> **WHAT IS REQUIRED**
Gather every line of the entries that includes the word "JSON".

▼▼▼

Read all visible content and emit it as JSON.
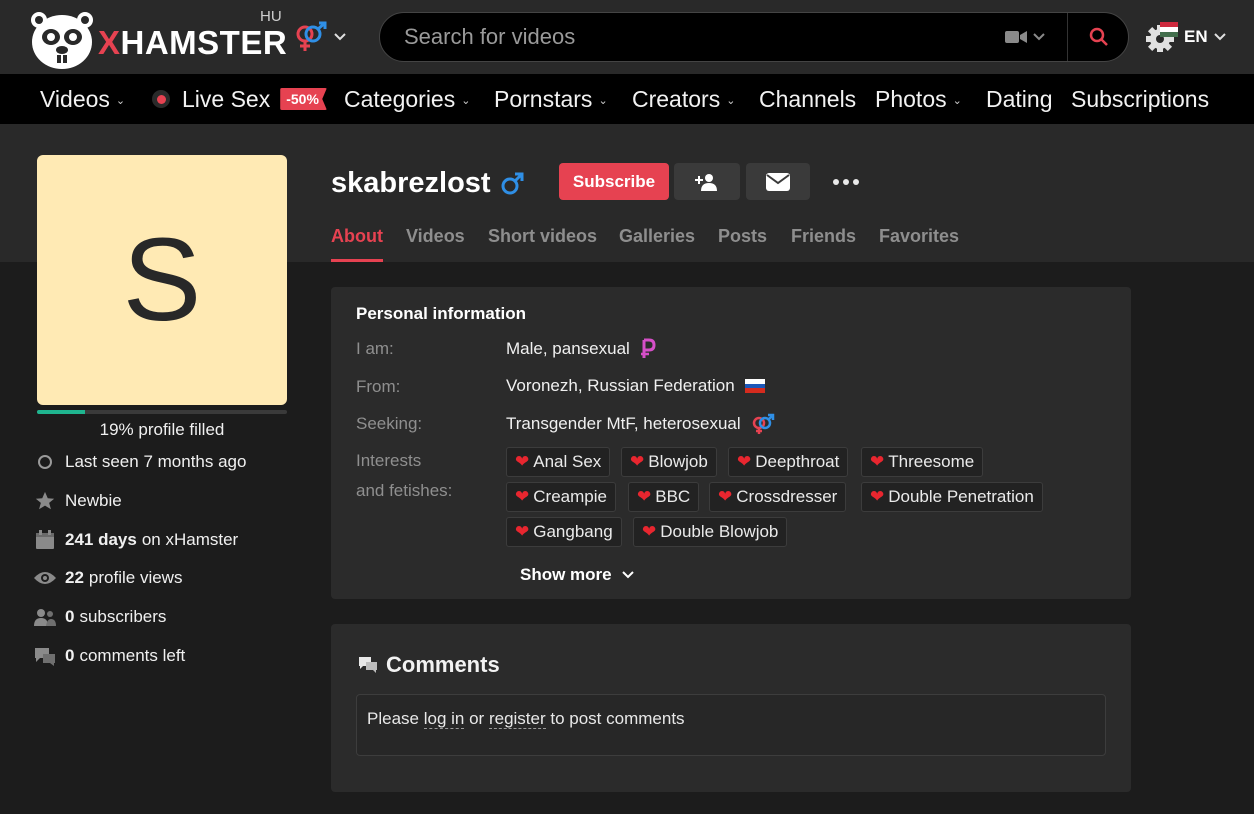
{
  "header": {
    "logo_text_x": "X",
    "logo_text_rest": "HAMSTER",
    "region": "HU",
    "search_placeholder": "Search for videos",
    "language": "EN"
  },
  "nav": {
    "videos": "Videos",
    "live_sex": "Live Sex",
    "live_promo": "-50%",
    "categories": "Categories",
    "pornstars": "Pornstars",
    "creators": "Creators",
    "channels": "Channels",
    "photos": "Photos",
    "dating": "Dating",
    "subscriptions": "Subscriptions"
  },
  "profile": {
    "avatar_letter": "S",
    "username": "skabrezlost",
    "profile_filled_fraction": 0.19,
    "profile_filled_label": "19% profile filled",
    "actions": {
      "subscribe": "Subscribe"
    },
    "stats": {
      "last_seen": "Last seen 7 months ago",
      "rank": "Newbie",
      "days_count": "241 days",
      "days_suffix": "on xHamster",
      "views_count": "22",
      "views_suffix": "profile views",
      "subscribers_count": "0",
      "subscribers_suffix": "subscribers",
      "comments_count": "0",
      "comments_suffix": "comments left"
    },
    "tabs": [
      "About",
      "Videos",
      "Short videos",
      "Galleries",
      "Posts",
      "Friends",
      "Favorites"
    ]
  },
  "personal_info": {
    "title": "Personal information",
    "i_am_label": "I am:",
    "i_am_value": "Male, pansexual",
    "from_label": "From:",
    "from_value": "Voronezh, Russian Federation",
    "seeking_label": "Seeking:",
    "seeking_value": "Transgender MtF, heterosexual",
    "interests_label_1": "Interests",
    "interests_label_2": "and fetishes:",
    "interests": [
      "Anal Sex",
      "Blowjob",
      "Deepthroat",
      "Threesome",
      "Creampie",
      "BBC",
      "Crossdresser",
      "Double Penetration",
      "Gangbang",
      "Double Blowjob"
    ],
    "show_more": "Show more"
  },
  "comments": {
    "title": "Comments",
    "prompt_1": "Please",
    "log_in": "log in",
    "prompt_2": "or",
    "register": "register",
    "prompt_3": "to post comments"
  },
  "colors": {
    "accent": "#e64251",
    "male_blue": "#2f8fe6",
    "progress": "#1fb58f",
    "pansexual_pink": "#d64fc8"
  }
}
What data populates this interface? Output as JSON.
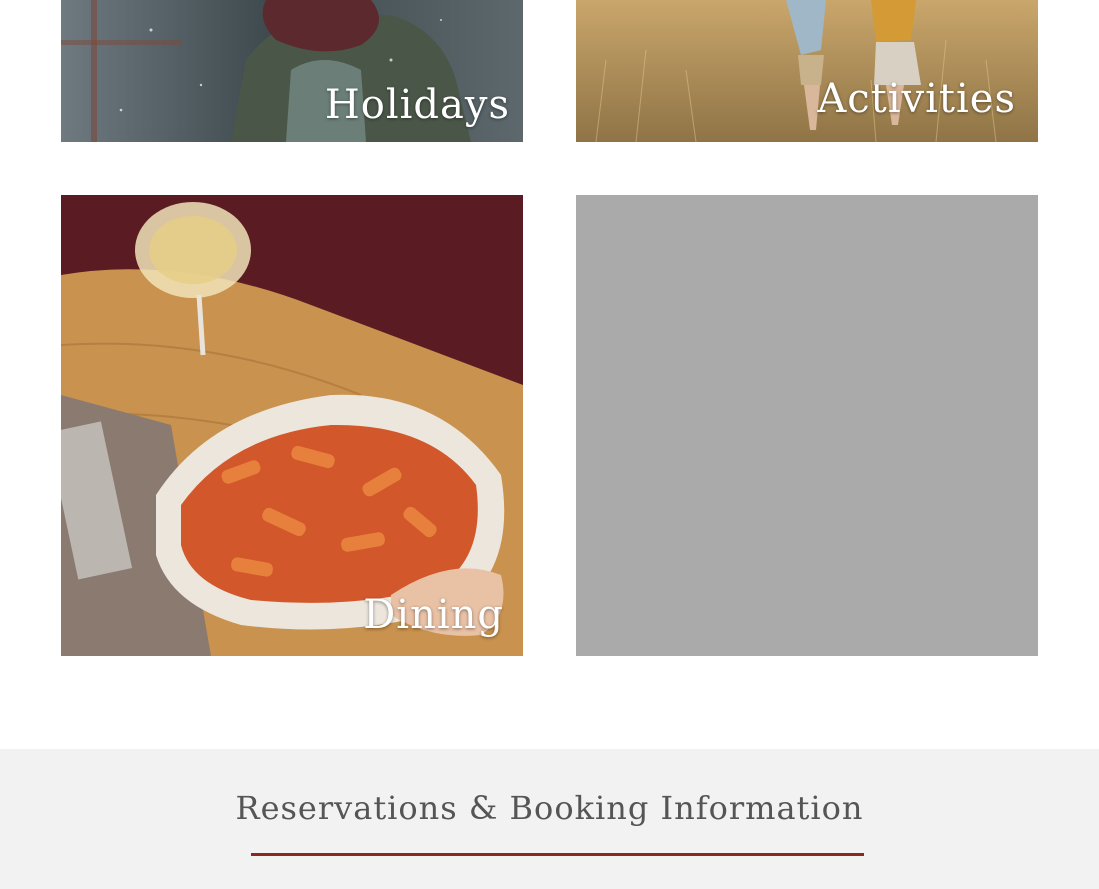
{
  "cards": {
    "holidays": {
      "label": "Holidays"
    },
    "activities": {
      "label": "Activities"
    },
    "dining": {
      "label": "Dining"
    }
  },
  "reservations": {
    "title": "Reservations & Booking Information"
  },
  "colors": {
    "placeholder": "#aaaaaa",
    "section_bg": "#f2f2f2",
    "accent_rule": "#8a2a1c",
    "heading_text": "#555555"
  }
}
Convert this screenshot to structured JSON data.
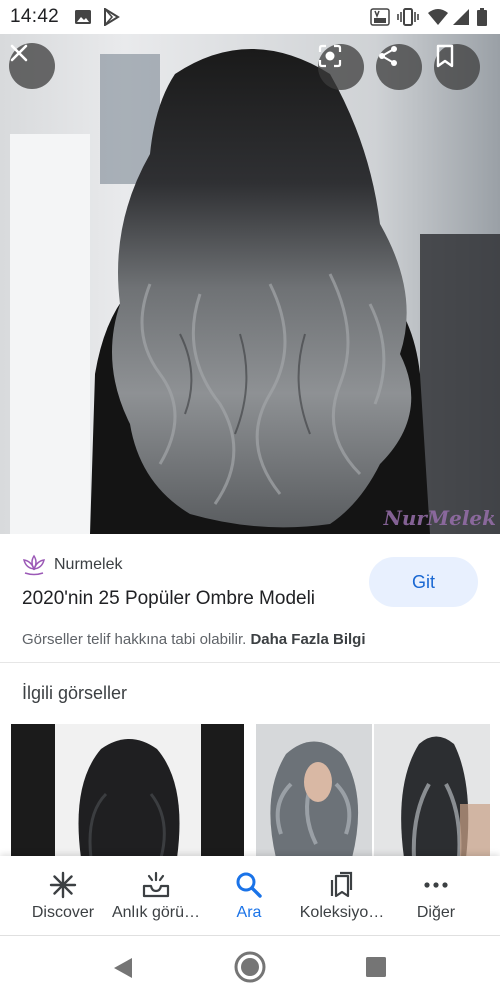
{
  "status_bar": {
    "time": "14:42",
    "left_icons": [
      "photo-icon",
      "play-store-icon"
    ],
    "right_icons": [
      "volte-icon",
      "vibrate-icon",
      "wifi-icon",
      "signal-icon",
      "battery-icon"
    ]
  },
  "viewer": {
    "close_icon": "close-icon",
    "lens_icon": "lens-icon",
    "share_icon": "share-icon",
    "bookmark_icon": "bookmark-icon",
    "watermark": "NurMelek"
  },
  "result": {
    "source_name": "Nurmelek",
    "title": "2020'nin 25 Popüler Ombre Modeli",
    "visit_button": "Git",
    "copyright_notice": "Görseller telif hakkına tabi olabilir.",
    "more_info_link": "Daha Fazla Bilgi"
  },
  "related": {
    "heading": "İlgili görseller"
  },
  "bottom_nav": {
    "items": [
      {
        "label": "Discover",
        "icon": "asterisk-icon",
        "active": false
      },
      {
        "label": "Anlık görü…",
        "icon": "updates-tray-icon",
        "active": false
      },
      {
        "label": "Ara",
        "icon": "search-icon",
        "active": true
      },
      {
        "label": "Koleksiyo…",
        "icon": "collections-icon",
        "active": false
      },
      {
        "label": "Diğer",
        "icon": "more-dots-icon",
        "active": false
      }
    ],
    "active_color": "#1a73e8"
  },
  "system_nav": {
    "icons": [
      "back-icon",
      "home-icon",
      "recents-icon"
    ]
  }
}
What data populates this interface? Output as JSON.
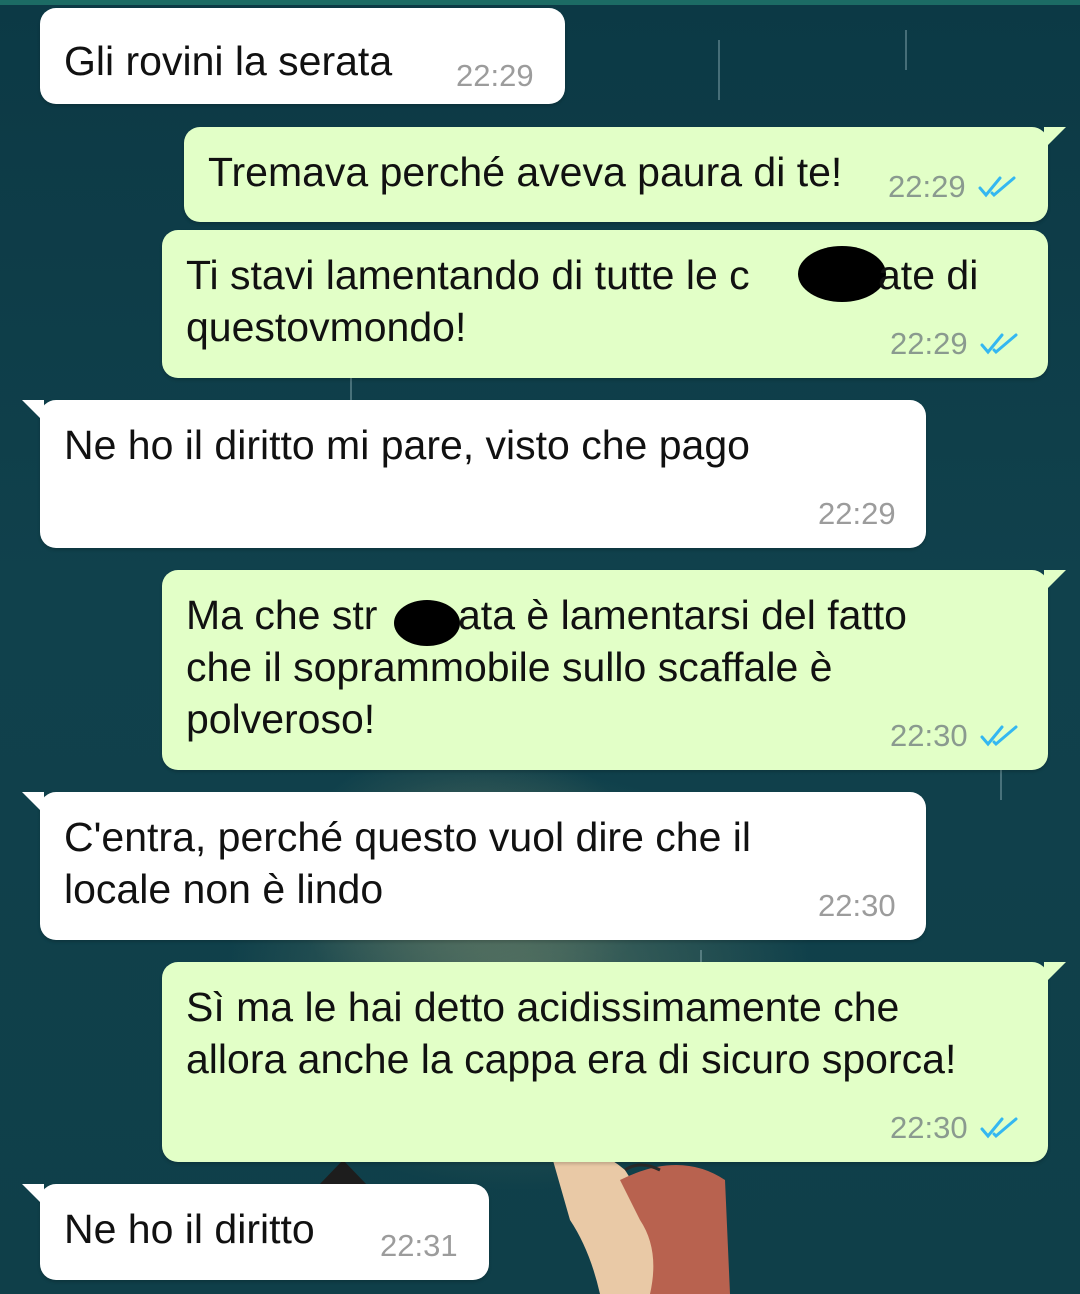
{
  "chat": {
    "messages": [
      {
        "direction": "incoming",
        "text_lines": [
          "Gli rovini la serata"
        ],
        "time": "22:29"
      },
      {
        "direction": "outgoing",
        "text_lines": [
          "Tremava perché aveva paura di te!"
        ],
        "time": "22:29",
        "status": "read"
      },
      {
        "direction": "outgoing",
        "text_lines": [
          "Ti stavi lamentando di tutte le c",
          "ate di",
          "questovmondo!"
        ],
        "time": "22:29",
        "status": "read",
        "redacted": true
      },
      {
        "direction": "incoming",
        "text_lines": [
          "Ne ho il diritto mi pare, visto che pago"
        ],
        "time": "22:29"
      },
      {
        "direction": "outgoing",
        "text_lines": [
          "Ma che str",
          "ata è lamentarsi del fatto",
          "che il soprammobile sullo scaffale è",
          "polveroso!"
        ],
        "time": "22:30",
        "status": "read",
        "redacted": true
      },
      {
        "direction": "incoming",
        "text_lines": [
          "C'entra, perché questo vuol dire che il",
          "locale non è lindo"
        ],
        "time": "22:30"
      },
      {
        "direction": "outgoing",
        "text_lines": [
          "Sì ma le hai detto acidissimamente che",
          "allora anche la cappa era di sicuro sporca!"
        ],
        "time": "22:30",
        "status": "read"
      },
      {
        "direction": "incoming",
        "text_lines": [
          "Ne ho il diritto"
        ],
        "time": "22:31"
      }
    ]
  },
  "colors": {
    "incoming_bubble": "#ffffff",
    "outgoing_bubble": "#e2ffc7",
    "read_ticks": "#34b7f1",
    "wallpaper": "#0f3d48"
  },
  "icons": {
    "read_status": "double-check-icon"
  }
}
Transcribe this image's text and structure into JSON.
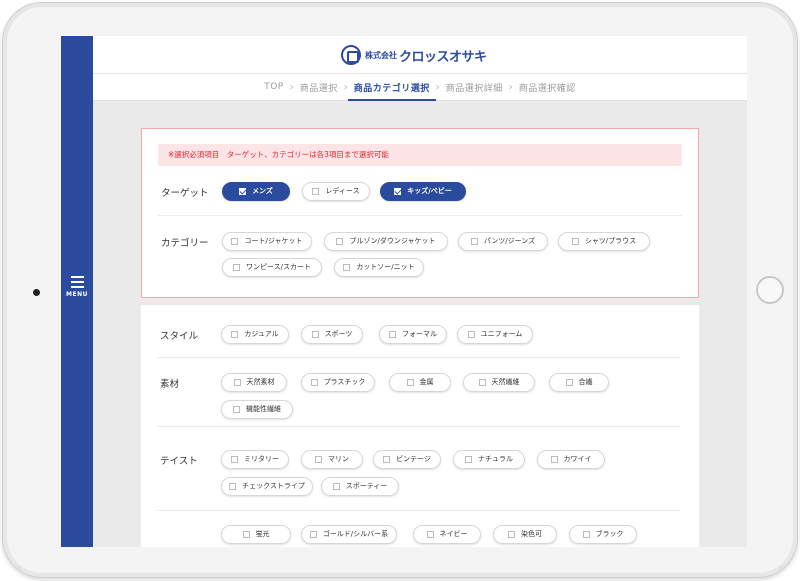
{
  "header": {
    "logo_small": "株式会社",
    "logo_name": "クロッスオサキ"
  },
  "sidebar": {
    "menu_label": "MENU"
  },
  "breadcrumb": {
    "items": [
      "TOP",
      "商品選択",
      "商品カテゴリ選択",
      "商品選択詳細",
      "商品選択確認"
    ],
    "active_index": 2
  },
  "required": {
    "notice": "※選択必須項目　ターゲット、カテゴリーは各3項目まで選択可能",
    "target": {
      "label": "ターゲット",
      "options": [
        {
          "label": "メンズ",
          "checked": true
        },
        {
          "label": "レディース",
          "checked": false
        },
        {
          "label": "キッズ/ベビー",
          "checked": true
        }
      ]
    },
    "category": {
      "label": "カテゴリー",
      "options": [
        {
          "label": "コート/ジャケット",
          "checked": false
        },
        {
          "label": "ブルゾン/ダウンジャケット",
          "checked": false
        },
        {
          "label": "パンツ/ジーンズ",
          "checked": false
        },
        {
          "label": "シャツ/ブラウス",
          "checked": false
        },
        {
          "label": "ワンピース/スカート",
          "checked": false
        },
        {
          "label": "カットソー/ニット",
          "checked": false
        }
      ]
    }
  },
  "optional": {
    "style": {
      "label": "スタイル",
      "options": [
        {
          "label": "カジュアル",
          "checked": false
        },
        {
          "label": "スポーツ",
          "checked": false
        },
        {
          "label": "フォーマル",
          "checked": false
        },
        {
          "label": "ユニフォーム",
          "checked": false
        }
      ]
    },
    "material": {
      "label": "素材",
      "options": [
        {
          "label": "天然素材",
          "checked": false
        },
        {
          "label": "プラスチック",
          "checked": false
        },
        {
          "label": "金属",
          "checked": false
        },
        {
          "label": "天然繊維",
          "checked": false
        },
        {
          "label": "合繊",
          "checked": false
        },
        {
          "label": "機能性繊維",
          "checked": false
        }
      ]
    },
    "taste": {
      "label": "テイスト",
      "options": [
        {
          "label": "ミリタリー",
          "checked": false
        },
        {
          "label": "マリン",
          "checked": false
        },
        {
          "label": "ビンテージ",
          "checked": false
        },
        {
          "label": "ナチュラル",
          "checked": false
        },
        {
          "label": "カワイイ",
          "checked": false
        },
        {
          "label": "チェックストライプ",
          "checked": false
        },
        {
          "label": "スポーティー",
          "checked": false
        }
      ]
    },
    "other": {
      "label": "",
      "options": [
        {
          "label": "蛍光",
          "checked": false
        },
        {
          "label": "ゴールド/シルバー系",
          "checked": false
        },
        {
          "label": "ネイビー",
          "checked": false
        },
        {
          "label": "染色可",
          "checked": false
        },
        {
          "label": "ブラック",
          "checked": false
        }
      ]
    }
  },
  "colors": {
    "brand_blue": "#2b4b9e",
    "notice_bg": "#fde4e6",
    "notice_text": "#e0242f",
    "required_border": "#f3a7a7"
  }
}
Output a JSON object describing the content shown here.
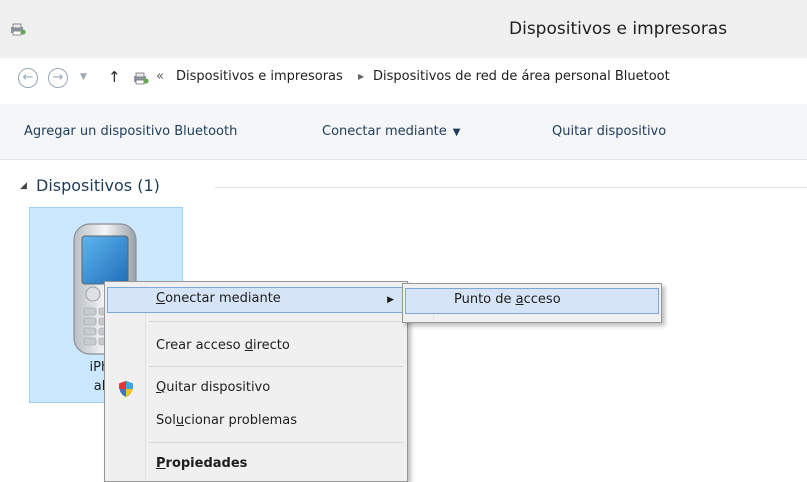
{
  "window": {
    "title": "Dispositivos e impresoras",
    "icon": "devices-printers-icon"
  },
  "address_bar": {
    "back_icon": "back-arrow-icon",
    "forward_icon": "forward-arrow-icon",
    "recent_icon": "chevron-down-icon",
    "up_icon": "up-arrow-icon",
    "overflow": "«",
    "breadcrumbs": [
      "Dispositivos e impresoras",
      "Dispositivos de red de área personal Bluetoot"
    ]
  },
  "command_bar": {
    "items": [
      "Agregar un dispositivo Bluetooth",
      "Conectar mediante",
      "Quitar dispositivo"
    ]
  },
  "group": {
    "title": "Dispositivos (1)"
  },
  "device": {
    "name_line1": "iPhor",
    "name_line2": "ahu",
    "icon": "mobile-phone-icon"
  },
  "context_menu": {
    "items": [
      {
        "label": "Conectar mediante",
        "accel": "C"
      },
      {
        "label": "Crear acceso directo",
        "accel": "d"
      },
      {
        "label": "Quitar dispositivo",
        "accel": "Q"
      },
      {
        "label": "Solucionar problemas",
        "accel": "u"
      },
      {
        "label": "Propiedades",
        "accel": "P"
      }
    ]
  },
  "submenu": {
    "items": [
      {
        "label": "Punto de acceso",
        "accel": "a"
      }
    ]
  },
  "colors": {
    "accent": "#1e3c5a",
    "selection": "#cce8ff",
    "menu_highlight": "#d5e4f6"
  }
}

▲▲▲

> **SOLVED EXERCISE**
Read all visible content and emit it as JSON.
What data populates this interface? Output as JSON.
Convert this screenshot to structured JSON data.
What data populates this interface? Output as JSON.
Transcribe this image's text and structure into JSON.
Output a JSON object describing the content shown here.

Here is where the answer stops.